If you choose not to diet, you’ll be able to increase the cream from 150 ml up to 500 ml. In this case you should make sure that your yoghurt mixture is pretty firm and whip your cream before folding in – otherwise the whole mixture will get too soft and fall apart when you’re slicing the cake.

The assembling

The next day – or two hours later – you can start to assemble the torte. If you used a round baking tin, cut the pastry lengthwise into half. To get a smooth surface, score just along the edge of the cake roughly one centimetre deep, then put a normal sewing thread into the chink and pull both ends across, until the cake is cut through. (If you used a baking tray, this flatter cake base can’t be cut lengthwise.)
Spread half of the filling on the base using the brim of the spring form to keep the filling in place. Top with cake layer and spread with the remaining filling. Arrange slices of canned peach on top and chill. Carefully remove the brim when the filling is firm.
If the Peach Torte is not to be eaten the same day, a transparent gelatine glaze will protect the fruit from drying out.

And now, dig in and enjoy your guilt-free creamy Peach Torte!

The ingredients

4 whole large eggs
180 g caster sugar
1 sachet or a heaped tablespoon of vanilla flavoured sugar
75 g all-purpose flour
75 g corn starch
2 teaspoons of baking powder
30 g cacao
1 teaspoon instant coffee

1.2 kg low-fat yoghurt
150 ml whipping cream
1 sachet or 2 heaped tablespoons of orange flavoured sugar
100 g of caster sugar (to your liking)
7 teaspoons powdered gelatine or 12 sheets of gelatine
A few tablespoons of hot water to dissolve the gelatine

1 big can of peach slices (or as much as you like)

Gelatine glaze (optional)

The source

This chocolate sponge recipe was torn out of a magazine by my mother, some twenty years ago. Since then, this easy and quick recipe is used for a wide range of tarts. The filling is my own creation.

The hint
For a delicious Strawberry Torte, just omit the cacao and the instant coffee in the sponge recipe and you’ll get a slightly vanilla flavoured sponge which makes – combined with the orange flavoured filling and fresh strawberries on top – a light and refreshing summer tart.


Anonymous said...

Thanks for sharing that recipe, Eva. I think it was the first cake that you ever made for us. I remember being very impressed at how good it tasted even though there wasn't mauch fat in the recipe. It will be the first dessert I bake in my new home, I think. - Nora

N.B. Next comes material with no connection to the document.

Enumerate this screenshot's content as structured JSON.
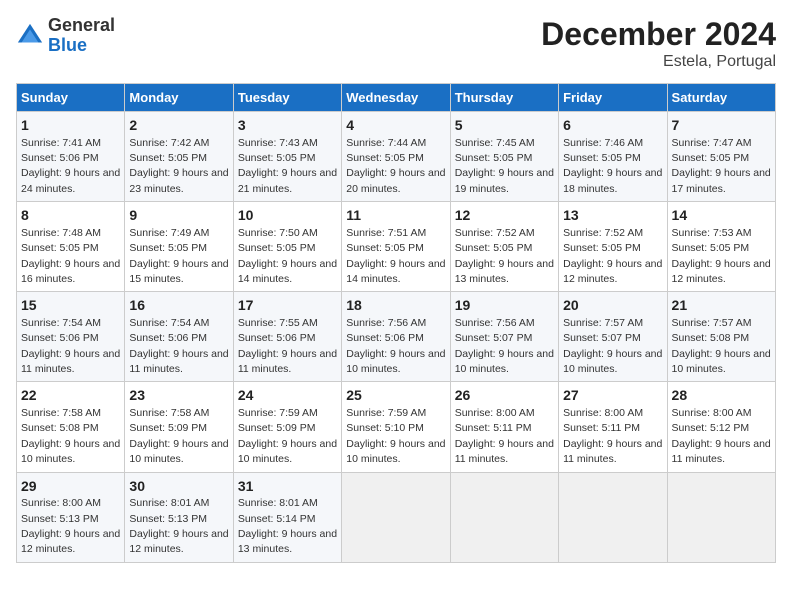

Nora B. said...

hmmm....I feel like making this was soooo goooood!